The district has eliminated "back doors" into its system and broken up its networks into smaller pieces so that if viruses pop up again, they will affect fewer computers, he said.
Districts can be susceptible to other types of cyberattacks, Kaiser said, because with so many moving parts, doors to the network can easily be left open.
A scammer posing as Nederland ISD's bookkeeper recently tried to order computers on the district's account from an online vendor, hoping that by using a false email address close to the district's official ones, the purchase would slip through the cracks, technology director Cindy Laird said.
The goal likely was to have the district unknowingly buy the equipment, which would then be shipped elsewhere, basically theft without the district's knowledge, she said.
In cases like this, just like with ransomware, "the key is letting our end users know" what to do, Laird said. That means informing administrators, teachers, students and outside contractors to watch for suspicious emails or links, and making sure they know who to alert if they suspect something is off, Laird and Mathews said.

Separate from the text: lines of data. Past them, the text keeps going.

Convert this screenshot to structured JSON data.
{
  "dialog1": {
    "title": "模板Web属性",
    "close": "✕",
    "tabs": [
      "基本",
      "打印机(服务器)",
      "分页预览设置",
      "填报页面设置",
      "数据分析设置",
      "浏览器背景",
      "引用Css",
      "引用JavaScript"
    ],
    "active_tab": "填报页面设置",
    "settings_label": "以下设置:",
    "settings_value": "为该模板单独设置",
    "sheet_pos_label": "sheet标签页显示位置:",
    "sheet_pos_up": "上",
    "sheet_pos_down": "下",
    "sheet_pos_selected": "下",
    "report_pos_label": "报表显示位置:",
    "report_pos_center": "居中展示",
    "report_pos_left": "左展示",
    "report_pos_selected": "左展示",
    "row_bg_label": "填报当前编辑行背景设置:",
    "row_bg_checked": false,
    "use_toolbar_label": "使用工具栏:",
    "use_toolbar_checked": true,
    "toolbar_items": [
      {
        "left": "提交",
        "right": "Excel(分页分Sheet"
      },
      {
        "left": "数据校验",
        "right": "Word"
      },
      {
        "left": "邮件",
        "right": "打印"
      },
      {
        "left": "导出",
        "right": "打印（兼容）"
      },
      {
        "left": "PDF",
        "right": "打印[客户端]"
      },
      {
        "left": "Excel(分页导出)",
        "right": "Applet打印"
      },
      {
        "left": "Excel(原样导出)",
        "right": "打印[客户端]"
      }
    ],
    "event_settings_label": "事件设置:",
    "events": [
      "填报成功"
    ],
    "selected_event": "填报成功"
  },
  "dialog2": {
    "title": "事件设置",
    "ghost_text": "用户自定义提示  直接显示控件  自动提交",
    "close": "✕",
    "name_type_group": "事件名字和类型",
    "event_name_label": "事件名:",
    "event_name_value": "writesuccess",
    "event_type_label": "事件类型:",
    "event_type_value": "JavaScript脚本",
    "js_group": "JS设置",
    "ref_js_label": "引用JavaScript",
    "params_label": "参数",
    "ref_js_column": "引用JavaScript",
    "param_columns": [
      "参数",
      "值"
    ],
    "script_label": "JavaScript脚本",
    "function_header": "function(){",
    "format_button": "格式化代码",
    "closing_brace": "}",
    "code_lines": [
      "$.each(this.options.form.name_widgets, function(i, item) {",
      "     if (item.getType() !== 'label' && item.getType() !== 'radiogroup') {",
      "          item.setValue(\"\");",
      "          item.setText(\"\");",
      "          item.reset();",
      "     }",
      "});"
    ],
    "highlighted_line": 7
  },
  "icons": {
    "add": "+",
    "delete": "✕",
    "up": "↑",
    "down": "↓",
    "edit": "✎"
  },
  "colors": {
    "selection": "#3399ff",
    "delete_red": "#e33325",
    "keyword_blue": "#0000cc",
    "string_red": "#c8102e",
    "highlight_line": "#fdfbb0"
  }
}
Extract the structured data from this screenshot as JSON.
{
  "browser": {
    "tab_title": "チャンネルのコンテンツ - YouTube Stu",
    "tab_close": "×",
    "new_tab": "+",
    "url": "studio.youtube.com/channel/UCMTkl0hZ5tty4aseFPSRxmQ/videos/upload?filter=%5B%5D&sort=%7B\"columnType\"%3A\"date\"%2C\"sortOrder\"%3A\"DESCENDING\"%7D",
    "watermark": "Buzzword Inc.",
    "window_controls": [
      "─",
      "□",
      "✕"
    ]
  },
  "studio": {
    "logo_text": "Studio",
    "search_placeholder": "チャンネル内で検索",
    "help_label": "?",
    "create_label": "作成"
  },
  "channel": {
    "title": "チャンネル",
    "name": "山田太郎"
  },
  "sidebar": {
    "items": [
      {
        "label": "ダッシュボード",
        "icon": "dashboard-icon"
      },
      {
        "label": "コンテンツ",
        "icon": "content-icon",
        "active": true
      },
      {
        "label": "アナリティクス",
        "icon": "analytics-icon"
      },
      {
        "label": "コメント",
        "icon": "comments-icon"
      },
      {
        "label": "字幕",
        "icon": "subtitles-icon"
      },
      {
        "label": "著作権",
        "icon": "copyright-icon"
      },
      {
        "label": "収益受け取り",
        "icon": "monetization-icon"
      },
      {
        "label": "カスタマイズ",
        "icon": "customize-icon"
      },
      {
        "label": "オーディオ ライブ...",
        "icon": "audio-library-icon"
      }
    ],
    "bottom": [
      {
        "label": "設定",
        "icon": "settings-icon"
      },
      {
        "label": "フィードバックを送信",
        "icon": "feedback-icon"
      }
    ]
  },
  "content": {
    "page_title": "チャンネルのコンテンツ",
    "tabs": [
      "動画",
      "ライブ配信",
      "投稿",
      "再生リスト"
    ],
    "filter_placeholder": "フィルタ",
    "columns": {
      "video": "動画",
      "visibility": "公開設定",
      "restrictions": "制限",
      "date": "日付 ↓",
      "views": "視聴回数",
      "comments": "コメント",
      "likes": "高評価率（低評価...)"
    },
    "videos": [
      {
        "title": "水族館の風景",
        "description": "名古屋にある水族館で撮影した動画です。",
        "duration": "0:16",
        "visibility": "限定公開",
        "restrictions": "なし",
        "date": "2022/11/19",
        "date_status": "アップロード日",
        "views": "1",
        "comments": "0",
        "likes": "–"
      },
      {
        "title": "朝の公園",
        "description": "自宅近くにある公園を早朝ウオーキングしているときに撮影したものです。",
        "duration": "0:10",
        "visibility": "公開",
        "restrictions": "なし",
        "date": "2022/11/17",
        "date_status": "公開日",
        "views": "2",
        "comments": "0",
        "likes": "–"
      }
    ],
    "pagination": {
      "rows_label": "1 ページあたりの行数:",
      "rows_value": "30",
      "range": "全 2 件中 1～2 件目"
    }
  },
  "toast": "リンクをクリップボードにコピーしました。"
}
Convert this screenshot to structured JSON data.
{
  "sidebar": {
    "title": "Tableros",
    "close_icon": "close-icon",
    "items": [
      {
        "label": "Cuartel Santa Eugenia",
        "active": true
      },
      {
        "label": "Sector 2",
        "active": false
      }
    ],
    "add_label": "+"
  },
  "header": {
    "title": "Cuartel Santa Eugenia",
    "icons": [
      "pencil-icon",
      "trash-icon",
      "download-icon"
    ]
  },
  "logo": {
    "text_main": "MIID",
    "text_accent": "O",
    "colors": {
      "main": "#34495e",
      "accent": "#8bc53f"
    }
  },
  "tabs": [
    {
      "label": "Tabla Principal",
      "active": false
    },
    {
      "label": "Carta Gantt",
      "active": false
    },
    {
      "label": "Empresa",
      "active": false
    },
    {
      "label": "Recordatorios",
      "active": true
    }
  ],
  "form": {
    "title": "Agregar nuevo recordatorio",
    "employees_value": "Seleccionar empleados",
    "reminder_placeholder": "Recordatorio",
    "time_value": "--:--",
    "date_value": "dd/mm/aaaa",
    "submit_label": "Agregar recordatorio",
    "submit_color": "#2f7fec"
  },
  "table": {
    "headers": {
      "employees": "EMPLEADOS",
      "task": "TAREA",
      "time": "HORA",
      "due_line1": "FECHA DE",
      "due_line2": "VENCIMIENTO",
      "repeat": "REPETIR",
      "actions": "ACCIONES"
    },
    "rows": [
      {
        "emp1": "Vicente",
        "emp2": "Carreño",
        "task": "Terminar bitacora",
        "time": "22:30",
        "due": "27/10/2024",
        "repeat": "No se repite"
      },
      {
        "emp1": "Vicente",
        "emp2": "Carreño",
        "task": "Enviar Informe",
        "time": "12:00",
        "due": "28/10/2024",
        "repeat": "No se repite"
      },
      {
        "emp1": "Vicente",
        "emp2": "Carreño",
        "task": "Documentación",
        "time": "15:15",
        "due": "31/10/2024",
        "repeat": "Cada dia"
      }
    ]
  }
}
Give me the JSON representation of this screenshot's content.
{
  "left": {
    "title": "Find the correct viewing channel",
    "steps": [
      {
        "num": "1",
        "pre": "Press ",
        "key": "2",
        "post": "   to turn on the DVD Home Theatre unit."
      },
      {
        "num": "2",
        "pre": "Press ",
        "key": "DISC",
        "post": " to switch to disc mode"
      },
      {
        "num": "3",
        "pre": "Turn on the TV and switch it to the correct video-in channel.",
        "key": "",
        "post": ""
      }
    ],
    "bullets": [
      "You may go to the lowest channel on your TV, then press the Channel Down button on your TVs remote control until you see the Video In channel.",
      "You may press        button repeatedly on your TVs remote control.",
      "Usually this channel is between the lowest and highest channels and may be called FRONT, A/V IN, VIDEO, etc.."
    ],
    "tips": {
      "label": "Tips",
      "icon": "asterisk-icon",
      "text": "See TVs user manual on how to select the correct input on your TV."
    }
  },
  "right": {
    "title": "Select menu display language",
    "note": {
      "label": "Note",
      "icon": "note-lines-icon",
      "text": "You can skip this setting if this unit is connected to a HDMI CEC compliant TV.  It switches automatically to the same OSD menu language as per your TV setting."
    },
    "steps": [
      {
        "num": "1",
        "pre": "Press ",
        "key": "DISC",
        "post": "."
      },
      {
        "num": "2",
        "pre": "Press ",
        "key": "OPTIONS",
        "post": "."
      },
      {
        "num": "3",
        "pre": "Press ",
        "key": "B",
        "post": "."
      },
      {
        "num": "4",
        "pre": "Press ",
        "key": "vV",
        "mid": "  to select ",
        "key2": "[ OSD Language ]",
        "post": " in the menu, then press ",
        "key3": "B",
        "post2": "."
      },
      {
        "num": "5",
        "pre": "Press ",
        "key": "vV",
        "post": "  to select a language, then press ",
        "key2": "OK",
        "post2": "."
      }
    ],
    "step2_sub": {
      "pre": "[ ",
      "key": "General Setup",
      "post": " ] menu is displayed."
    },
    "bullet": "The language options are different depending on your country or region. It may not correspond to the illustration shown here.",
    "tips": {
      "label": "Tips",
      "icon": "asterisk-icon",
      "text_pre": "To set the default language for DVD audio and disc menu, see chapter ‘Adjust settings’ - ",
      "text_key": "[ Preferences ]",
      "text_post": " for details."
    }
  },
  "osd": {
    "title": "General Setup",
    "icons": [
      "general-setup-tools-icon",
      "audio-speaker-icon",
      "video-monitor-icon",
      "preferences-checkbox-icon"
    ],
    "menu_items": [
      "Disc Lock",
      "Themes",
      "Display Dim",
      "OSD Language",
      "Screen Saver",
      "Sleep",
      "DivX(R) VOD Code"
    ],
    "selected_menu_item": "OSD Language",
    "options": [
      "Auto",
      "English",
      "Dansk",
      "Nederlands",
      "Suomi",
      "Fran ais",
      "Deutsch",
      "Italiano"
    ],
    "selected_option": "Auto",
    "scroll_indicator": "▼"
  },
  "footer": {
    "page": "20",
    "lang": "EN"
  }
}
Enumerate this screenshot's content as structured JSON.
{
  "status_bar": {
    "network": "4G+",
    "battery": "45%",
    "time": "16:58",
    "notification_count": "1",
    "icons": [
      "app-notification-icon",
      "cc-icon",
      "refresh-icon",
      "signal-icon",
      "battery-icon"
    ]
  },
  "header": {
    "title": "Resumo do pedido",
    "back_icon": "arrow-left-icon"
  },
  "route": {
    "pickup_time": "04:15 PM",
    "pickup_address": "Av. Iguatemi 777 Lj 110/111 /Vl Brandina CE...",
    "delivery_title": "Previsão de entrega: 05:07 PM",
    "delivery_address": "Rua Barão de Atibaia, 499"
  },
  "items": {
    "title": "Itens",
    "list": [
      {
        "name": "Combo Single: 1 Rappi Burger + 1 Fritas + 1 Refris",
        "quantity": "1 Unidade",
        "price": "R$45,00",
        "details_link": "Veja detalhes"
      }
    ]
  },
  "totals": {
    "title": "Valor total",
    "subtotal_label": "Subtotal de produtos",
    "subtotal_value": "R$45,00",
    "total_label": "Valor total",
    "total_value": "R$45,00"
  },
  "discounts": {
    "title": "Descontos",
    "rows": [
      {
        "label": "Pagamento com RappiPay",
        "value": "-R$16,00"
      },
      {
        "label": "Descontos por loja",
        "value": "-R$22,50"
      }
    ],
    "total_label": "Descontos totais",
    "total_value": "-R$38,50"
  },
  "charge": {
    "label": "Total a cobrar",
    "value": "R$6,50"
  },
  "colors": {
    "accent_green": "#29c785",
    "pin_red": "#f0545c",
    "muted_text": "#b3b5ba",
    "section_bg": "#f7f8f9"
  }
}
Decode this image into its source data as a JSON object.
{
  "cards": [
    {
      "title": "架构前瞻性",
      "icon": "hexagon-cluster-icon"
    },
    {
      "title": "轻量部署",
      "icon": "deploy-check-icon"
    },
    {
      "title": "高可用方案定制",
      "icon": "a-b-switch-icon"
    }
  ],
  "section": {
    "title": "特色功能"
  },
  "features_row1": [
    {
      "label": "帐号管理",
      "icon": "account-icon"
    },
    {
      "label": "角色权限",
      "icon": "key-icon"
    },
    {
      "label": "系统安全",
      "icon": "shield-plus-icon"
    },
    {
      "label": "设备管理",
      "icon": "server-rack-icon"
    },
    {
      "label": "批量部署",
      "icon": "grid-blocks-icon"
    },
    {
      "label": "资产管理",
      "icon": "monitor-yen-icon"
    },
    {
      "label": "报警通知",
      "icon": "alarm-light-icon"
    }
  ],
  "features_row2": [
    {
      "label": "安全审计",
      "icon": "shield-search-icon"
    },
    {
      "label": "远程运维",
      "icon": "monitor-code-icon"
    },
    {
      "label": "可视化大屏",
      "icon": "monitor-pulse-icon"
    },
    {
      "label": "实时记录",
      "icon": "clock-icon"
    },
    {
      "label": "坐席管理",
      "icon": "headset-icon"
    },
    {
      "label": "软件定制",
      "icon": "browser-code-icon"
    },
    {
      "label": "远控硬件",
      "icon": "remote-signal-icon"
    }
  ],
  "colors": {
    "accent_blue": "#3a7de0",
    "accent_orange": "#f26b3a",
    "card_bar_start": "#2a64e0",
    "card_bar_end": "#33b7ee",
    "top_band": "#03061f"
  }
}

Schools should be wary of identity theft as well, particularly because children are popular targets. "You're not going to see a 10-year-old with a credit card," Region 5's Fisher said, so a hacker could steal their identity for years without anyone noticing.
"You need to be able to teach your staff and students how to look for these things and to question everything," he said.
Schools should protect themselves by first identifying and protecting the most critical data they have, such as Social Security numbers or financial information, and then expanding protections from there, Kaiser said.
While prevention is important, it's vital to have a plan in place for how to respond, especially as schools invest more money and resources in technology, he said.
"Technology is really good for schools, there are a lot of positives," Kaiser said, as long as districts are prepared to address the increased risk.
Teaching students to tread carefully online is a way districts can protect their own interests and help students, he said.
"That's everything from the basic things like making good passwords and updating software and basic cyber-hygiene, to being thoughtful about posting on social networks and civil treatment of people online and offline," he said. "It's not just an educational issue, it's a security issue."
©2017 the Beaumont Enterprise (Beaumont, Texas) Distributed by Tribune Content Agency, LLC.